I don't agree with that statement at all. A build up of pressure could cause a poorly glued fitting to come apart. That is the likely problem.

It would be nice to leave that cap off at the Y so that the drain line was kept drained thru gravity. Nothing to freeze then. As someone mentioned..... it is extremely likely that the line going down is clogged..... or possibly even frozen. I'd agree with that 100%. You need to find out where the pump drains too. That is job one.
 
  #5  
Old 02-07-16, 02:48 PM
C
Member
Join Date: May 2015
Location: USA
Posts: 3,288
Received 67 Likes on 52 Posts
You could stick the end of a hose in the pipe where you removed the cap and run it for a while. The drain line that goes underground probably goes either to a storm sewer (if you have them in your area) or perhaps to daylight (meaning to open air somewhere of lower elevation where the water can just drain out on the ground). In some areas they may go to what is called a dry well, which is pretty much a gravel filled hole in the ground. In any case, the drain has to go somewhere to dispose of the water and it's important to know that the line isn't plugged (or frozen, as Pete mentioned). If you run the hose for 10 minutes or so and the water doesn't back up, then the line is probably clear. I would leave the cap off for sure. A little water may come out that way even if the main drain line isn't plugged, but it shouldn't be much. And it wouldn't hurt to deflect it farther away from the foundation.
 
  #6  
Old 02-07-16, 03:16 PM
XSleeper's Avatar
Group Moderator
Join Date: Dec 2004
Location: USA
Posts: 29,439
Received 1,580 Likes on 1,416 Posts
IMO its not a vent and probably never was... its just a cleanout. Lines that will likely need to be snaked will have cleanouts.
 
  #7  
Old 02-07-16, 03:25 PM
K
Member
Thread Starter
Join Date: Feb 2016
Location: united states
Posts: 7
Likes: 0
Received 0 Likes on 0 Posts
Thank you so much. The sump pump is working, but you think the reason the check valve busted was because of a clog in the main line? Ugh. I hope not! You may be right. There is some water that comes out where the red arrow is when the pump runs, but it is not a lot. I think the main pump goes to the sewer, but I need to confirm that.
 
  #8  
Old 02-07-16, 03:28 PM
K
Member
Thread Starter
Join Date: Feb 2016
Location: united states
Posts: 7
Likes: 0
Received 0 Likes on 0 Posts
We have storm sewers. That is a good idea. I really want to know that it isn't clogged.
 
  #9  
Old 02-07-16, 03:29 PM
XSleeper's Avatar
Group Moderator
Join Date: Dec 2004
Location: USA
Posts: 29,439
Received 1,580 Likes on 1,416 Posts
Sump pumps can rarely-if ever- be legally run directly into the same sewer drain that your home is. They normally will either drain into the lawn or street. (Storm sewer)
 
  #10  
Old 02-07-16, 03:43 PM
F
Member
Join Date: Mar 2006
Location: Wet side of Washington state.
Posts: 18,495
Received 37 Likes on 29 Posts
If that had been meant as a cleanout, why did they glue in the 90[SUP]o[/SUP] bend?

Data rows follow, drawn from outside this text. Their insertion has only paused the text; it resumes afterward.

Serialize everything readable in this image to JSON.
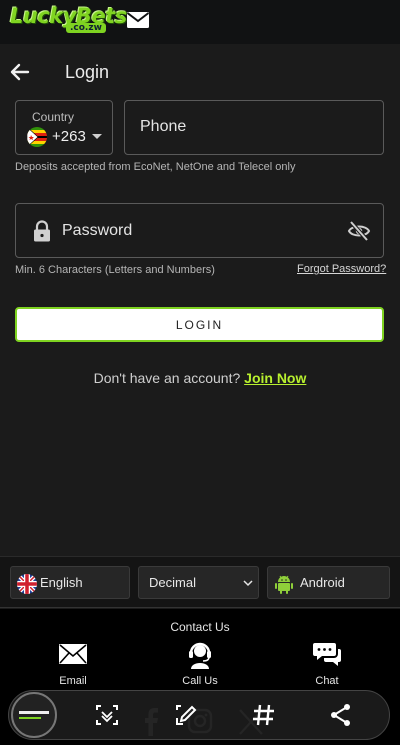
{
  "brand": {
    "logo_text": "LuckyBets",
    "logo_sub": ".co.zw",
    "accent": "#7fd321"
  },
  "header": {
    "title": "Login"
  },
  "country": {
    "label": "Country",
    "code": "+263"
  },
  "phone": {
    "placeholder": "Phone"
  },
  "deposit_hint": "Deposits accepted from EcoNet, NetOne and Telecel only",
  "password": {
    "placeholder": "Password"
  },
  "password_hint": "Min. 6 Characters (Letters and Numbers)",
  "forgot_label": "Forgot Password?",
  "login_label": "LOGIN",
  "signup": {
    "prompt": "Don't have an account?",
    "link": "Join Now"
  },
  "prefs": {
    "language": "English",
    "odds_format": "Decimal",
    "app": "Android"
  },
  "footer": {
    "contact_title": "Contact Us",
    "contacts": [
      {
        "label": "Email",
        "icon": "envelope-icon"
      },
      {
        "label": "Call Us",
        "icon": "headset-icon"
      },
      {
        "label": "Chat",
        "icon": "chat-bubbles-icon"
      }
    ],
    "social": [
      "facebook-icon",
      "instagram-icon",
      "x-icon"
    ]
  },
  "overlay_toolbar": {
    "icons": [
      "scan-icon",
      "edit-icon",
      "hashtag-icon",
      "share-icon"
    ]
  }
}
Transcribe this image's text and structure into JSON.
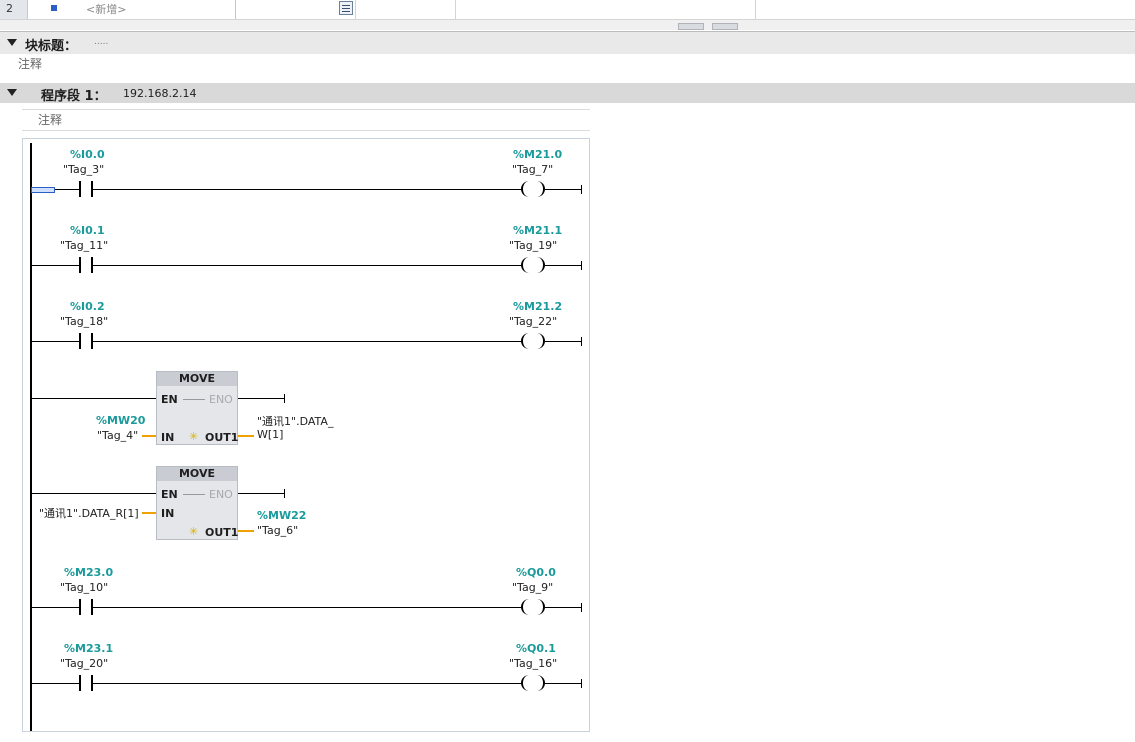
{
  "top_table": {
    "row_number": "2",
    "new_placeholder": "<新增>"
  },
  "block": {
    "title": "块标题：",
    "title_value": ".....",
    "comment": "注释"
  },
  "network": {
    "title": "程序段 1：",
    "ip": "192.168.2.14",
    "comment": "注释"
  },
  "rungs": [
    {
      "contact_addr": "%I0.0",
      "contact_tag": "\"Tag_3\"",
      "coil_addr": "%M21.0",
      "coil_tag": "\"Tag_7\""
    },
    {
      "contact_addr": "%I0.1",
      "contact_tag": "\"Tag_11\"",
      "coil_addr": "%M21.1",
      "coil_tag": "\"Tag_19\""
    },
    {
      "contact_addr": "%I0.2",
      "contact_tag": "\"Tag_18\"",
      "coil_addr": "%M21.2",
      "coil_tag": "\"Tag_22\""
    },
    {
      "contact_addr": "%M23.0",
      "contact_tag": "\"Tag_10\"",
      "coil_addr": "%Q0.0",
      "coil_tag": "\"Tag_9\""
    },
    {
      "contact_addr": "%M23.1",
      "contact_tag": "\"Tag_20\"",
      "coil_addr": "%Q0.1",
      "coil_tag": "\"Tag_16\""
    }
  ],
  "moves": [
    {
      "title": "MOVE",
      "en": "EN",
      "eno": "ENO",
      "in": "IN",
      "out": "OUT1",
      "in_addr": "%MW20",
      "in_tag": "\"Tag_4\"",
      "out_line1": "\"通讯1\".DATA_",
      "out_line2": "W[1]"
    },
    {
      "title": "MOVE",
      "en": "EN",
      "eno": "ENO",
      "in": "IN",
      "out": "OUT1",
      "in_tag": "\"通讯1\".DATA_R[1]",
      "out_addr": "%MW22",
      "out_tag": "\"Tag_6\""
    }
  ]
}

A cleanout would have simply had the thread adapter glued into the branch of the wye.

Please explain exactly how the check valve was broken. Was it merely leaking back or did the body break into pieces? Did it have screw threads, was glued or perhaps clamped in place? Maybe a picture of the new check valve with a description of how it is different (if it is) from the original.
 
  #11  
Old 02-07-16, 04:30 PM
J
Member
Join Date: Jan 2011
Location: USA
Posts: 5,006
Received 125 Likes on 110 Posts
A sump would not even need a clean out.
Even it there was one installed that one would be wrong.
In your area any drain for a sump pump should have been run below the frost line.
Even is the line froze the check valve should not have been effected.
More likely the pump would have burned up.
 
  #12  
Old 02-07-16, 05:43 PM
V
Member
Join Date: Jan 2010
Location: North East Kingdom of Vermont
Posts: 2,533
Likes: 0
Received 2 Likes on 2 Posts
Sometimes, it's just to inhibit rodents and snakes from making easy entry when you're not looking.
 
 

Thread Tools
Search this Thread
 
Ask a Question
Question Title:
Description:
Your question will be posted in: